Thursday, December 07, 2006

My Personal Experience With Debt

Although we have never had any credit card debt, I do and have used other types of debt as a means to cover high cost living needs (e.g. home or car) or long term goals (e.g. education).

House mortgage – This is the only debt we currently have. It also the biggest debt we’ve ever had. For both homes, the mortgage was about 2 times my gross salary. As I’ve written in previous posts, I use vanilla fixed rate mortgages. No ARMs for me. We never paid off the mortgage on the first house. Interest rates were declining at the time. So we refinanced periodically to lower our payment and take out cash for improvements. We currently have a 30 fixed loan for which we are making accelerated payments against principal to pay off the loan in 15 years.

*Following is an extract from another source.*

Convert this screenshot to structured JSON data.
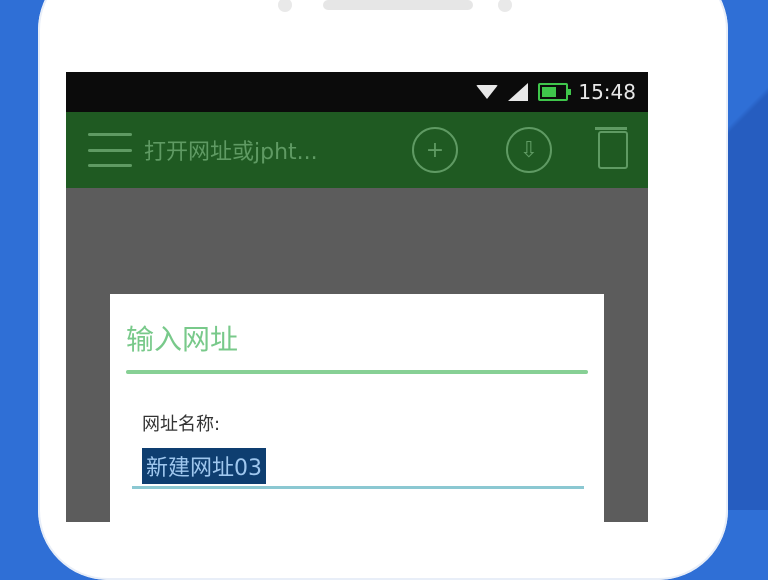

Student loan – When I graduated from a private university, I had loan equal to about one year’s tuition, room and board. The loan amount was about 40% of my gross starting salary. The monthly payment was about 4% of my gross monthly salary. While manageable, I still remember looking forward to day when the debt repayment ended. I paid off the loan after 10 years.

Car loan – After starting my first job, I couldn’t wait to buy my first new car. After driving the 13 year old family car for two years, I purchased my first car with a bank loan. The loan was for about 25% of my gross annual salary. I recall paying off the four year loan about 1 to 2 years early.

I have occasionally used “1 year same as cash” credit deals. However, I now just ask for a cash discount. I have thought about using 0% APR credit card balances to fund investments such as a real estate down payment. However, I have not yet used this approach.

Finally, I don’t assign the designation of good or bad to debt. To me, all of the above uses of debt were just a means to acquire an important and necessary asset in an economically sound way, a business decision as my father would say.

Photo Credit:, Mary R. Vogt

This is not financial or debt advice. Please consult a professional advisor.

Copyright © 2006 Achievement Catalyst, LLC


Anonymous said...

Super saver, the first thing I notice is your major debts have been "manageable": mortgage 2 times the gross salary and car loan 25% of gross certainly made some good choices there.

Use the 0% APR credit card balances with care. If you invest the balance in assets that cannot be easily converted to run the risk of having to face high interest rates when the 0% offer expires. Also, a single late payment usually brings the rate back to default, in which case you must pay back the entire balance immediately to avoid large finance charges.

Super Saver said...


Thanks for your comment and credit card tip.

Individually, the mortgage and car loan levels did feel confortable at the time. Even so, I did feel stretched for a short time when I was paying down all three debts simultaneously for a 2-3 year period. Also, I will not likely spend that much of my gross salary for a car again:-)

Thanks for the coaching tip on 0% APR credit cards. For investments, it seems that 0% APR credit cards would be best used as a bridge loand - i.e. if I don't have the money now but I will for sure in the near future. The benefit, of course, is zero interest for the short term loan. Still I would want to be careful in using debt:-)

MoneyFwd said...

One year's tuition at a private univ that was only 40% of your gross starting salary. I wish I was that lucky. I came out of a private univ with a year's worth of tuition, without room and board, and it was 81% of my gross salary at my first job (3 years ago). I guess it depends on job and major and everything. But this can show how ridiculous college costs are increasing.

Super Saver said...

Money Forward,

I agree the key reason is the rate of increase of college tuition. I graduated over 10 years ago. Today, one year's tuition at my alma mater is about 60-65% of the average starting salary for my major.

More reason to agressively save for our daughters college fund :-)

Anonymous said...

Have you opened a 529 Account to for educational costs?

I opened an account with Upromise, they offer Vanguard mutual funds for investment options.

Super Saver said...


Yes, we started contributing to a 529 account last year. We invested in four Vanguard mutual funds. I am impressed with the Vanguard offerings. The 529 account is up 16% this year. I wish all my other investments were doing as well:-)